If an individual respondent is considered a flight risk, the Court is sometimes prepared to order the respondent to hand over his/her passport to the applicant’s solicitors preventing him/her from leaving the country. This is another effective means of facilitating early settlement.
Search and Seize Orders
Finally, parties are able to seek Search and Seize Orders from the English Court. Search orders are a form of mandatory injunction, which require a defendant to allow the applicant’s representatives to enter the defendant’s premises and to search for, copy, remove, and detain documents, information, or material. The purpose of a search order is to allow applicants to preserve evidence or property which is, or may be, the subject of an action.
Search orders are effective weapons in circumstances where there is a belief that the defendant will destroy documents in contravention of a Court order. By obtaining a search order on a without notice basis, an applicant may be able to gain a significant advantage in the litigation by obtaining information and documents that it would otherwise never be able to obtain.
Due to their nature, search orders are considered one of the most draconian orders that the Court can make.

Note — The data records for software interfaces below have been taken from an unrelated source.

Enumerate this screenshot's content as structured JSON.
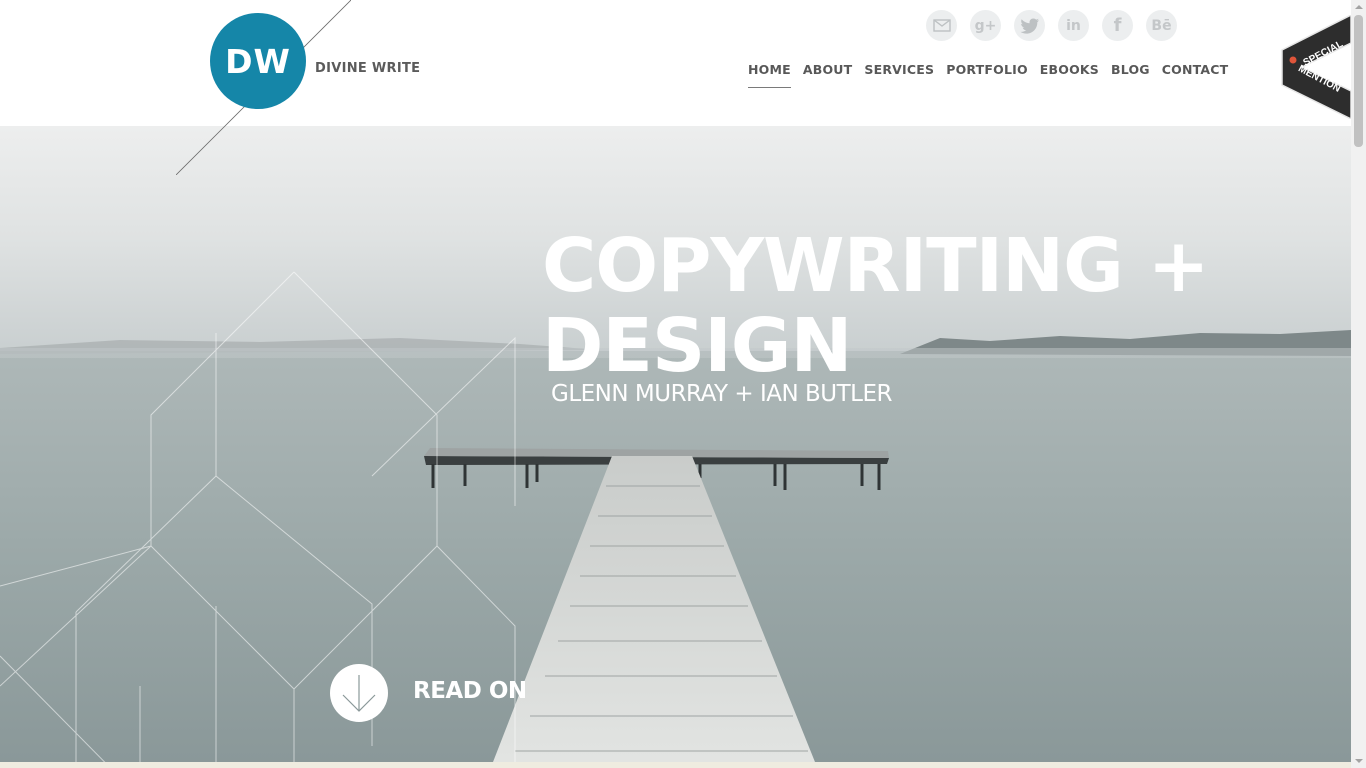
{
  "brand": {
    "initials": "DW",
    "name": "DIVINE WRITE",
    "accent_color": "#1586a8"
  },
  "social_icons": [
    {
      "name": "email-icon",
      "label": ""
    },
    {
      "name": "google-plus-icon",
      "label": "g+"
    },
    {
      "name": "twitter-icon",
      "label": ""
    },
    {
      "name": "linkedin-icon",
      "label": "in"
    },
    {
      "name": "facebook-icon",
      "label": "f"
    },
    {
      "name": "behance-icon",
      "label": "Bē"
    }
  ],
  "nav": {
    "items": [
      "HOME",
      "ABOUT",
      "SERVICES",
      "PORTFOLIO",
      "EBOOKS",
      "BLOG",
      "CONTACT"
    ],
    "active": "HOME"
  },
  "ribbon": {
    "line1": "SPECIAL",
    "line2": "MENTION"
  },
  "hero": {
    "title_line1": "COPYWRITING +",
    "title_line2": "DESIGN",
    "subtitle": "GLENN MURRAY + IAN BUTLER",
    "cta_label": "READ ON"
  }
}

If a defendant fails to comply with a search order, he may be held in contempt of court and similar sanctions to WWFOs (as set out above) may apply. Search orders should therefore always be considered when acting against fraudsters who are prepared to take steps to evade justice. They can be very effective tools in a English litigant’s armory.
Quinn Emanuel’s London Office
Quinn Emanuel’s London office has vast experience of obtaining WWFOs, Disclosure Orders, and Search Orders in London in aid of both domestic and foreign proceedings. We forensically review the documents and disclosures made by fraudsters and, where the information is misleading or incomplete, we take strategically aggressive and robust steps to use the full gamut of remedies, including applications for contempt of court.
When obtaining Disclosure and Search Orders, we trace and recover undisclosed assets belonging to fraudsters. Our approach allows our clients to make maximum recoveries of the sums that are owed to them.
For more information in relation to any of the above, please contact our London Partner, Nick Marsh (email@example.com).